After death of George Floyd, Maryland lawmakers forming work group on police reform, accountability

Maryland House of Delegates Speaker Adrienne A. Jones announced on Saturday the formation of a bipartisan work group of lawmakers who will review police reform and accountability.

“Policing in America is broken,” Jones, a Baltimore County Democrat, said in a statement. “While we have taken a number of positive steps in Maryland, we can’t be satisfied until every citizen has confidence in their police department.”


The work group will be chaired by Del. Vanessa Atterbeary, a Howard County Democrat. In the announcement, Jones and Atterbeary, who both are black, noted that they are mothers of sons.

“The events around the country this week have underscored that we cannot wait another day,” Atterbeary said. “We need structural reform ideas from the community and law enforcement to fix this problem in a collaborative way.”


The death of George Floyd, a black man who died after a Minneapolis police officer pinned him to the ground with a knee on his neck for nearly nine minutes May 25, has brought widespread renewed attention to police-community relations and racial tensions around the nation.
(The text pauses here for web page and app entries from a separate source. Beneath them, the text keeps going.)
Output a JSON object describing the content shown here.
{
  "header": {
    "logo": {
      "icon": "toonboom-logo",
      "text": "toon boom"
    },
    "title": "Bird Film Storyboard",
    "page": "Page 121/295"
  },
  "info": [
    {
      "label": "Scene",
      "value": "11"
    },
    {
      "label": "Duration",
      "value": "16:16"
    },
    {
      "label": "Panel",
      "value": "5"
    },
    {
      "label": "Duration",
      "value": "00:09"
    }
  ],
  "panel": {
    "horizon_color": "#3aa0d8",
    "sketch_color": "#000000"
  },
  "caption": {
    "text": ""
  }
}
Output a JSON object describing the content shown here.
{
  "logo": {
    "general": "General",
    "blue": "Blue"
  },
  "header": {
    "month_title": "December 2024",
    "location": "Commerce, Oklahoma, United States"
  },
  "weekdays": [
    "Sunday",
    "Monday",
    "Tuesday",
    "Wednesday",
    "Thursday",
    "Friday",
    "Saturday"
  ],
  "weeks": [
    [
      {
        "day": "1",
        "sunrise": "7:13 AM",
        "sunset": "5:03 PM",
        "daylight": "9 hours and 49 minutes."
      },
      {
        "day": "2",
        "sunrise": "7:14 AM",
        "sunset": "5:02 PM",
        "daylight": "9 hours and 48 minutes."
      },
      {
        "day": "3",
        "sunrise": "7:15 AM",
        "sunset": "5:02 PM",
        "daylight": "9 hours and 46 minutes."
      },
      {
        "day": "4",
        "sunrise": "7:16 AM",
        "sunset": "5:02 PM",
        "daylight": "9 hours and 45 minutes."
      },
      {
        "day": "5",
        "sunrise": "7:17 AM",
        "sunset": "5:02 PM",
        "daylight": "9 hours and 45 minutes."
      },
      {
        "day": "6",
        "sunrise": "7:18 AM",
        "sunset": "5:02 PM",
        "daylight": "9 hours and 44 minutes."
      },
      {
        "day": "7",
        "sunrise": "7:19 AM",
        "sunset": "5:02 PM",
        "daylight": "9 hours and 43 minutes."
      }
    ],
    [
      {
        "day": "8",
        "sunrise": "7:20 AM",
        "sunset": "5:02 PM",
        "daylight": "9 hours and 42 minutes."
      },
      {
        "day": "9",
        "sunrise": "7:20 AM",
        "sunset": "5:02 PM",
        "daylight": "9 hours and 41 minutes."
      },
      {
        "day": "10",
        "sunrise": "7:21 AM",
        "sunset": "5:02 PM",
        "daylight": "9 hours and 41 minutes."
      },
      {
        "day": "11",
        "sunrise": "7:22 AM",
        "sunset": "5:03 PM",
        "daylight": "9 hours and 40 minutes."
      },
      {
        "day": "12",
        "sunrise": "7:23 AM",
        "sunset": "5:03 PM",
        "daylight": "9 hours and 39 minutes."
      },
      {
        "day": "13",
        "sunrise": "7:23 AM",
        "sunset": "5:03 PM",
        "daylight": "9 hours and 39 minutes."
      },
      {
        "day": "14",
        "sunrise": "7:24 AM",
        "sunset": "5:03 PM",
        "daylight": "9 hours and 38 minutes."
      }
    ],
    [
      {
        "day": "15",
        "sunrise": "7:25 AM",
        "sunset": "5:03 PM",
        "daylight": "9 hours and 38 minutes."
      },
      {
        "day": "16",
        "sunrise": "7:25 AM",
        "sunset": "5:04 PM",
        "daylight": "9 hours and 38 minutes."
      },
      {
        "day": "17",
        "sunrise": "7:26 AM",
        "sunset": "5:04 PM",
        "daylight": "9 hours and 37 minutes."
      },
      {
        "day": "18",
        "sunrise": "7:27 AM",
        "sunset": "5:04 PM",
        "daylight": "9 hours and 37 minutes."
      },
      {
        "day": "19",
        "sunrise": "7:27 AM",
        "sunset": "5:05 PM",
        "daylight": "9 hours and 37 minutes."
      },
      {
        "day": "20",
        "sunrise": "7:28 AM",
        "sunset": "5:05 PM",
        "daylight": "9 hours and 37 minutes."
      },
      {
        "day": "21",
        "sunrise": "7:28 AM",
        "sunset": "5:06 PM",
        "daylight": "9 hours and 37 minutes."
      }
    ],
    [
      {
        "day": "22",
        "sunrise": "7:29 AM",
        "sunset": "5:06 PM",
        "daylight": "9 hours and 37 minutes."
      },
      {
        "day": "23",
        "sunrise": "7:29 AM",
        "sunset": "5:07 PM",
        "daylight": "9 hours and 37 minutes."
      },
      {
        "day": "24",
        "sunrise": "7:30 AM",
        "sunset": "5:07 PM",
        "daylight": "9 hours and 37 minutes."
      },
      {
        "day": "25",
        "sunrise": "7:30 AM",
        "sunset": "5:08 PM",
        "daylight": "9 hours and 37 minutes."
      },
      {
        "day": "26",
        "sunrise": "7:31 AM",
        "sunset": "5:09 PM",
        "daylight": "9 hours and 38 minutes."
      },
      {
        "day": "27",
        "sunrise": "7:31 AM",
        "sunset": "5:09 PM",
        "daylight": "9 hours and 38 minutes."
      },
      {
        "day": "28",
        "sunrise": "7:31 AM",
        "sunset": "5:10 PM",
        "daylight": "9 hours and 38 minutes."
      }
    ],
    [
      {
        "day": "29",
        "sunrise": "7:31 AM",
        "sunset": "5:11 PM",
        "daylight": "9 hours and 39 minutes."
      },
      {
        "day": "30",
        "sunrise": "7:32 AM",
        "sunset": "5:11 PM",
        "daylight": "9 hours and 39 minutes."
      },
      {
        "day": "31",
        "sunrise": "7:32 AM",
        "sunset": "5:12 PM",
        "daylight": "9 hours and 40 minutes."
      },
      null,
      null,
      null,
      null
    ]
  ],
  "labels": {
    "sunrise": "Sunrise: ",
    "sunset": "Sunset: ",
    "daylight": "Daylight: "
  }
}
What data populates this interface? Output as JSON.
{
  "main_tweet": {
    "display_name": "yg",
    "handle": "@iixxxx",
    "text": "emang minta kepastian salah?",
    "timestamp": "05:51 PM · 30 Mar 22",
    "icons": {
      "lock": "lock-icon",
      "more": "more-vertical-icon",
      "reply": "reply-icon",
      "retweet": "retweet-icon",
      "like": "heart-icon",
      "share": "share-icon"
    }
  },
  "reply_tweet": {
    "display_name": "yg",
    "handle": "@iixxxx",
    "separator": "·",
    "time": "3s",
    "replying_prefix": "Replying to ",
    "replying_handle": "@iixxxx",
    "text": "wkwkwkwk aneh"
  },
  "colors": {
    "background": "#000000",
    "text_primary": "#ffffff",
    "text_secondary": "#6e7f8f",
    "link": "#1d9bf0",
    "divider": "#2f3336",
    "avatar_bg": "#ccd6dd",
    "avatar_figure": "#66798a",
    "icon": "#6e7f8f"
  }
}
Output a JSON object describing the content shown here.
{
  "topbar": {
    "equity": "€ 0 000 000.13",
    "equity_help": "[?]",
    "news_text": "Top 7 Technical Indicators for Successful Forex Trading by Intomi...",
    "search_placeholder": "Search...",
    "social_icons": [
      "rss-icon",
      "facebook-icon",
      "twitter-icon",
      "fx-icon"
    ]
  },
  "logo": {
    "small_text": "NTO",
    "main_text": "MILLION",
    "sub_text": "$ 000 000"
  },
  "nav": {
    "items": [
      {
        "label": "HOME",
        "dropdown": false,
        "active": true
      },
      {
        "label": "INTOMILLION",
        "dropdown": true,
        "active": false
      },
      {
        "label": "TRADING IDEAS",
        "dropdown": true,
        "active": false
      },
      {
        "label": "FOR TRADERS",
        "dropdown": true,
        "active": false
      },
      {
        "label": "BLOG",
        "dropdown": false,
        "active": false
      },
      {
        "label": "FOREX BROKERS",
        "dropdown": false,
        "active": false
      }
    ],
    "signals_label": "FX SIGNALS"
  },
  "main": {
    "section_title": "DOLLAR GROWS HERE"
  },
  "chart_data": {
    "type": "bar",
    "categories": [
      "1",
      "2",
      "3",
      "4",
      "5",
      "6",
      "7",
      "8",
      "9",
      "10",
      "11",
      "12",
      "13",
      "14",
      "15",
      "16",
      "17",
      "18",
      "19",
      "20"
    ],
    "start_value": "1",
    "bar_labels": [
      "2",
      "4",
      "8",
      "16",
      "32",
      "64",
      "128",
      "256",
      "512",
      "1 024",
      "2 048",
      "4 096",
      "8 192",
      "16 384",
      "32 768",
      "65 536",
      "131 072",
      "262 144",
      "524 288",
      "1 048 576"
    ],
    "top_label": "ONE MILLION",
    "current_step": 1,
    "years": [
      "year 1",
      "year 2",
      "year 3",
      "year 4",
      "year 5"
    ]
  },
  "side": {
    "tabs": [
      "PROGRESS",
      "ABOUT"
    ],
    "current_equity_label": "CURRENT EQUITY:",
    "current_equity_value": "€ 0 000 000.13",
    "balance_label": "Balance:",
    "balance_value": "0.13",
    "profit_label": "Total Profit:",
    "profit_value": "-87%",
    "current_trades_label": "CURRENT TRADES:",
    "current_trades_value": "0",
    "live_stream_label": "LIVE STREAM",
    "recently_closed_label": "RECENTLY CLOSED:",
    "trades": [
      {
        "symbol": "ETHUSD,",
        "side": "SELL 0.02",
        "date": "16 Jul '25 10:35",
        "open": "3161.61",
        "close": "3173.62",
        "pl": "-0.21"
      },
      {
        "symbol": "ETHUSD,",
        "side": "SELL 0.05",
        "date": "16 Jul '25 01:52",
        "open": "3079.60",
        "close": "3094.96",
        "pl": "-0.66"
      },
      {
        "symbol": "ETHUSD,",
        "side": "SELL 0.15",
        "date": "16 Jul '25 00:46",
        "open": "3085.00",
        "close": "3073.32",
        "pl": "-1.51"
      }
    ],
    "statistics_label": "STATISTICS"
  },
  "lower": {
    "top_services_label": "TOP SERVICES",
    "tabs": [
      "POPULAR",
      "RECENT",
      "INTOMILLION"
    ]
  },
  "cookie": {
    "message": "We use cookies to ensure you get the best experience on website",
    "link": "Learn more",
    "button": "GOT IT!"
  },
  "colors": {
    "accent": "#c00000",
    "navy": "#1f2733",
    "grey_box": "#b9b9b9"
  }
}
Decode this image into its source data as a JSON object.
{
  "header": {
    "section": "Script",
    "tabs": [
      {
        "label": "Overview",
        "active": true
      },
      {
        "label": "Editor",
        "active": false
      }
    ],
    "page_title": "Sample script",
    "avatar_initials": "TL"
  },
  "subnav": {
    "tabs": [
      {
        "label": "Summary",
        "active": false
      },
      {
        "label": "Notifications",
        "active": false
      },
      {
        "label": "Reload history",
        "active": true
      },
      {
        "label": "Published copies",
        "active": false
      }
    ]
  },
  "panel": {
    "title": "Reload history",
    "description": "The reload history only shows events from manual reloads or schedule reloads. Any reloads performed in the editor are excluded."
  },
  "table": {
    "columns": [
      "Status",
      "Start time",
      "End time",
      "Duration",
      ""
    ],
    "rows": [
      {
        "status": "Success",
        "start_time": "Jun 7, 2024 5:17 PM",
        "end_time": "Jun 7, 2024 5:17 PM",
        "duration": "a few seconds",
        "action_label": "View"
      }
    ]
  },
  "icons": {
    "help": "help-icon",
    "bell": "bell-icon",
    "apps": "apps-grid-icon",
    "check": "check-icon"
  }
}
Prosecutors in Minnesota on Friday announced charges of third-degree murder and second-degree manslaughter against Derek Chauvin, the officer who knelt on Floyd’s neck. He was fired, along with three other officers who were at the scene.

Minneapolis has seen multiple nights of protests after Floyd’s death. Major cities throughout the U.S., including Baltimore, have seen protests as well.

Areas the work group will explore include: how police misconduct is investigated, whether there should be statewide standards on police use of force, how body cameras are used, and ways to prosecute crimes committed by police.

The state legislature already has a Commission to Restore Trust in Policing, formed following the revelations of corrupt policing carried out by Baltimore’s Gun Trace Task Force. That commission is set to end its work in 2020.

The Associated Press contributed to this article.